Track the concerns of your group
If you have already connected and spoken to your community and established a relationship, then you now need to push these people up the ladder of engagement. The ladder of engagement describes how people hear about your organization, begin to engage with you, become supporters, then activists, and so on. The ladder of engagement describes an ideal outcome for supporter engagement for most advocacy groups. Follow through and consistency in outreach is paramount to turning supporters into volunteers. Offering help and tracking the action that is being taken is very important for many groups. Ecanvasser’s caseworker is proving a great hit with organizers nowadays who want to track ongoing issues within their communities.
This allows any issues captured from your dynamic outreach to be funneled back to HQ and prioritized. When the issue has been resolved you can close it off but the thread will remain so it forms a part of the relationship you now have with this contact.
Hold virtual events
Live streaming has earned a new lease of life recently with field organizing and direct outreach not being possible. However, connecting with grassroots audiences needs to continue. Opting for digital tools allows you to stay present and on the screens of people. We have seen major usage of Facebook and Instagram live broadcasting by many orgs and even candidates in political circles. It allows you to create your own space online that you control and can promote at your convenience. Most platforms are free so all you need to do is provide quality content and ensure you follow up on any interactions that you may have.
It’s a fun way to establish yourself or organization at the forefront of any topical conversation. It also allows you to react fast, not having to wait for a radio spot or TV ad to promote anything new occurring within your org.
Plan for an offline meet
With all this virtual connecting and building, you should be aiming to compound it with a physical meet up when the landscape will allow. At the moment, large group gatherings can not take place but you should always remind volunteers or community members that the objective is that field events will one day become acceptable again. Building toward an offline meet puts the onus back onto members that something will be expected from all this engagement. Hopefully, you have created an appealing space where people will happily want to get involved and any online forums can be transported into offline actionable events.

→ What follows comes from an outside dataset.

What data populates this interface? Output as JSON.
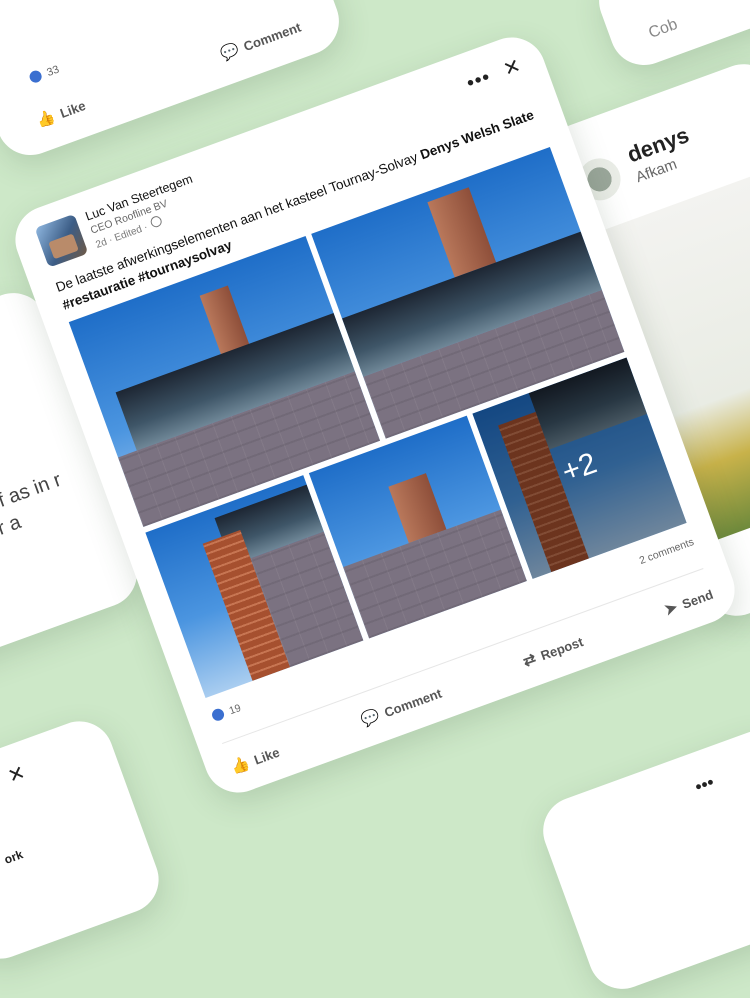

If you would like to discuss grassroots organizing for your organization we would be happy to talk to you, book a call below!